Opening and closing a connection Next Page

Selecting data


Once you have obtained a handle to an open connection, you can access and modify data stored in the database. Perhaps the simplest operation is to retrieve some rows and print them out.

SQL statements that return row sets must be prepared before being executed. The prepare method returns a handle to the statement. You use the handle to execute the statement, then retrieve meta information about the result set and the rows of the result set.

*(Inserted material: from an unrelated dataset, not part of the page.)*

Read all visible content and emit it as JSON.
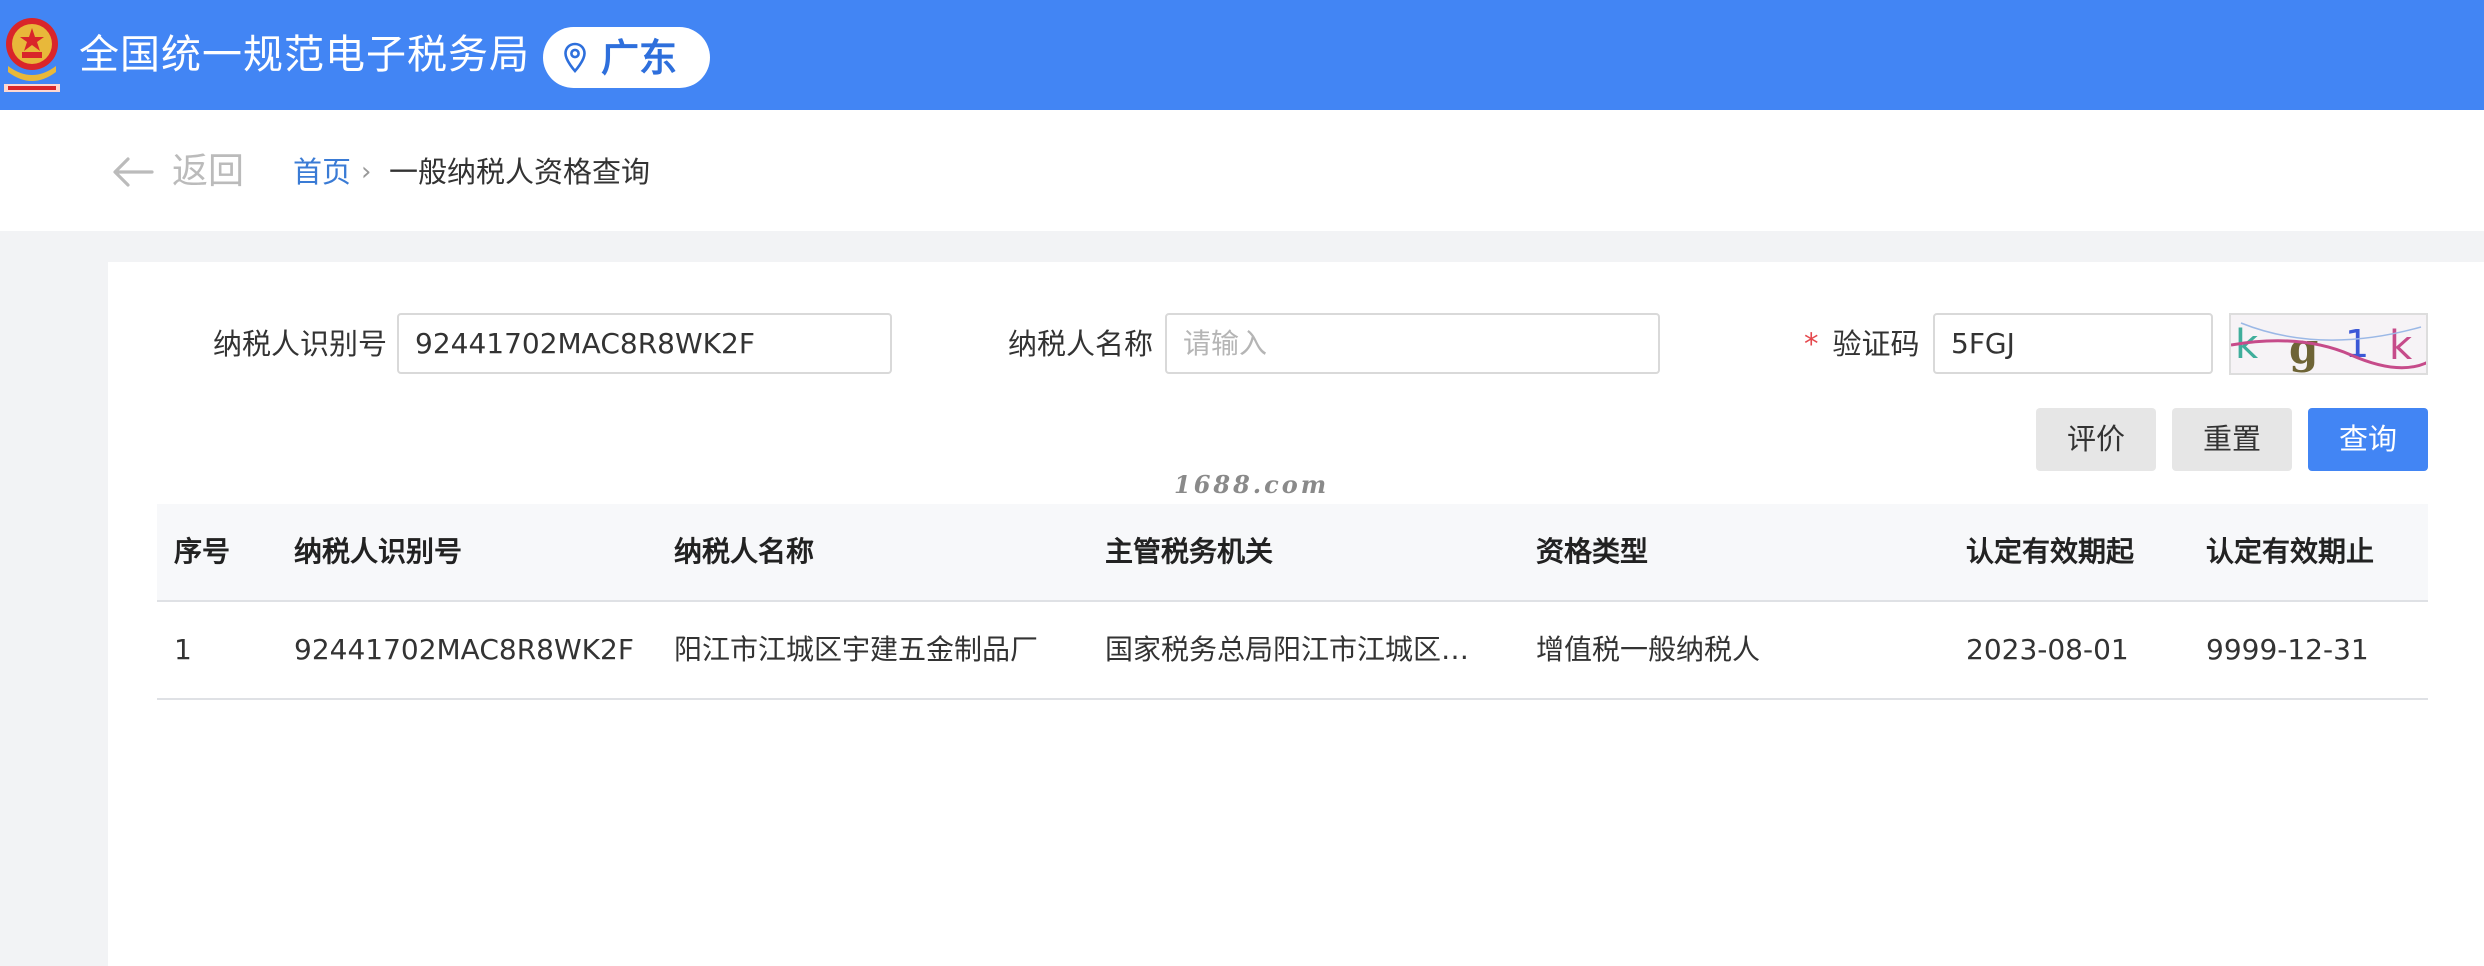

#!/usr/local/bin/perl -w
#
use DBI;
use strict;
my $database = "demo";
my $data_src = "DBI:SQLAnywhere:ENG=$database;DBN=$database";
my $uid      = "DBA";
my $pwd      = "sql";
my $sel_stmt = "SELECT ID, GivenName, Surname
                FROM Customers
                ORDER BY GivenName, Surname"; 
my %defaults = (
     AutoCommit => 0, # Require explicit commit or rollback.
     PrintError => 0
   );
my $dbh = DBI->connect($data_src, $uid, $pwd, \%defaults)
  or die "Can't connect to $data_src: $DBI::errstr\n";
&db_query($sel_stmt, $dbh);
$dbh->rollback;
$dbh->disconnect;
exit(0);

sub db_query {
      my($sel, $dbh) = @_;
      my($row, $sth) = undef;
      $sth = $dbh->prepare($sel);
      $sth->execute;
      print "Fields:     $sth->{NUM_OF_FIELDS}\n";
      print "Params:     $sth->{NUM_OF_PARAMS}\n\n";
      print join("\t\t", @{$sth->{NAME}}), "\n\n";
      while($row = $sth->fetchrow_arrayref) {
         print join("\t\t", @$row), "\n";
      }
      $sth = undef;
}
__END__

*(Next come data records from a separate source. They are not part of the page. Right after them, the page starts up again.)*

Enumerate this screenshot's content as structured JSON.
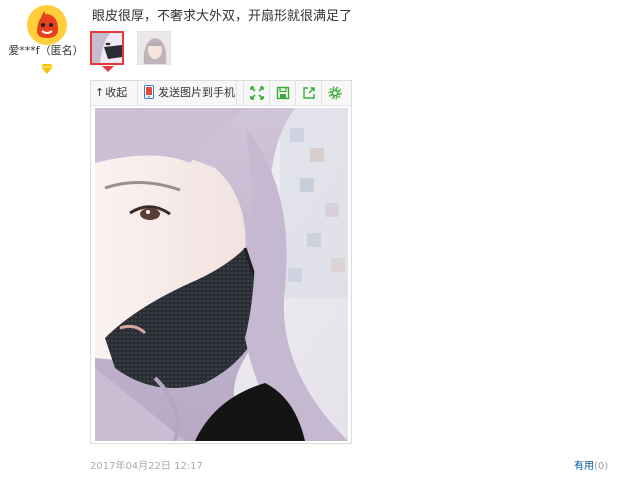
{
  "review": {
    "username": "爱***f（匿名）",
    "text": "眼皮很厚，不奢求大外双，开扇形就很满足了",
    "date": "2017年04月22日 12:17",
    "useful_label": "有用",
    "useful_count": "(0)"
  },
  "viewer": {
    "collapse_label": "收起",
    "collapse_arrow": "↑",
    "send_to_phone_label": "发送图片到手机",
    "tools": [
      "expand-icon",
      "save-icon",
      "share-icon",
      "settings-icon"
    ]
  },
  "colors": {
    "accent_red": "#e4393c",
    "tool_green": "#3aaa35",
    "link_blue": "#005aa0",
    "meta_gray": "#aaaaaa"
  }
}
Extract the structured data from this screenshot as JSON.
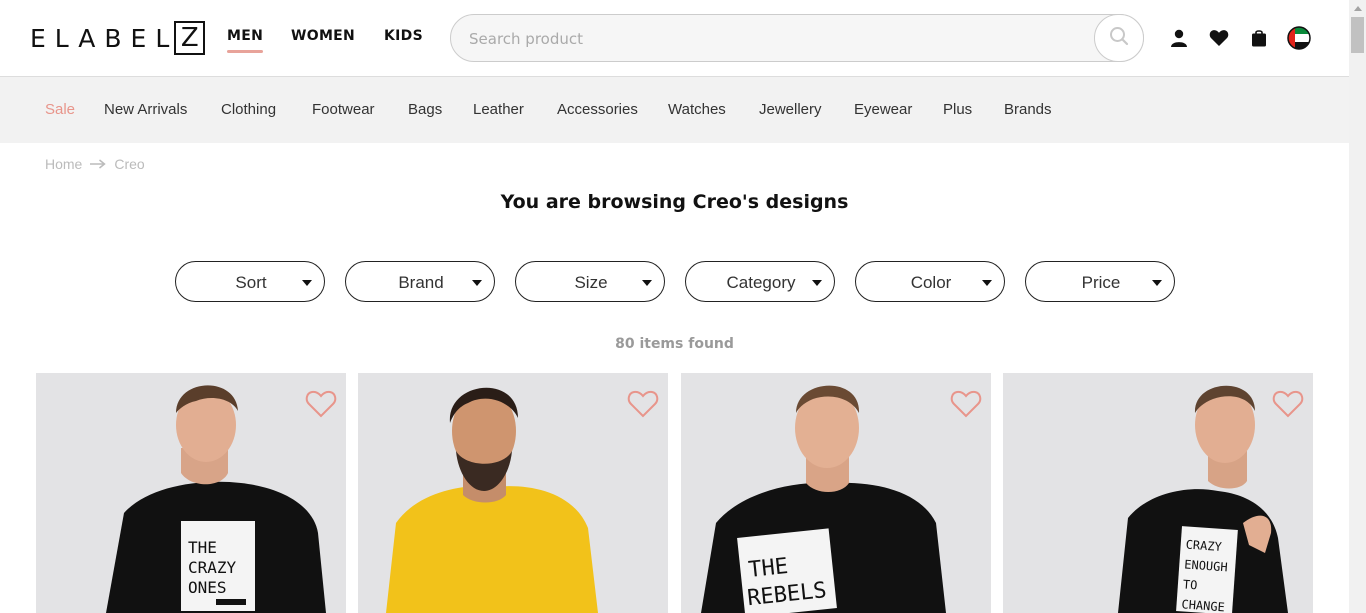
{
  "header": {
    "logo_letters": "ELABEL",
    "logo_box_letter": "Z",
    "genders": [
      {
        "label": "MEN",
        "active": true
      },
      {
        "label": "WOMEN",
        "active": false
      },
      {
        "label": "KIDS",
        "active": false
      }
    ],
    "search_placeholder": "Search product",
    "icons": [
      "search-icon",
      "user-icon",
      "heart-icon",
      "bag-icon",
      "uae-flag-icon"
    ]
  },
  "category_nav": [
    {
      "label": "Sale"
    },
    {
      "label": "New Arrivals"
    },
    {
      "label": "Clothing"
    },
    {
      "label": "Footwear"
    },
    {
      "label": "Bags"
    },
    {
      "label": "Leather"
    },
    {
      "label": "Accessories"
    },
    {
      "label": "Watches"
    },
    {
      "label": "Jewellery"
    },
    {
      "label": "Eyewear"
    },
    {
      "label": "Plus"
    },
    {
      "label": "Brands"
    }
  ],
  "breadcrumb": {
    "home": "Home",
    "current": "Creo"
  },
  "page_title": "You are browsing Creo's designs",
  "filters": [
    {
      "label": "Sort"
    },
    {
      "label": "Brand"
    },
    {
      "label": "Size"
    },
    {
      "label": "Category"
    },
    {
      "label": "Color"
    },
    {
      "label": "Price"
    }
  ],
  "items_found": "80 items found",
  "products": [
    {
      "shirt_color": "#111111",
      "print_lines": [
        "THE",
        "CRAZY",
        "ONES"
      ]
    },
    {
      "shirt_color": "#f2c21a",
      "print_lines": []
    },
    {
      "shirt_color": "#111111",
      "print_lines": [
        "THE",
        "REBELS"
      ]
    },
    {
      "shirt_color": "#111111",
      "print_lines": [
        "CRAZY",
        "ENOUGH",
        "TO",
        "CHANGE"
      ]
    }
  ],
  "colors": {
    "accent": "#e8958b",
    "nav_bg": "#f2f2f2",
    "card_bg": "#e3e3e5"
  }
}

Prepared statements are not dropped from the database server until the Perl statement handle is destroyed. To destroy a statement handle, reuse the variable or set it to undef. Calling the finish method does not drop the handle. In fact, the finish method should not be called, except when you have decided not to finish reading a result set.

To detect handle leaks, the SQL Anywhere database server limits the number of cursors and prepared statements permitted to a maximum of 50 per connection by default. The resource governor automatically generates an error if these limits are exceeded. If you get this error, check for undestroyed statement handles. Use prepare_cached sparingly, as the statement handles are not destroyed.

If necessary, you can alter these limits by setting the max_cursor_count and max_statement_count options. See max_cursor_count option [database], and max_statement_count option [database]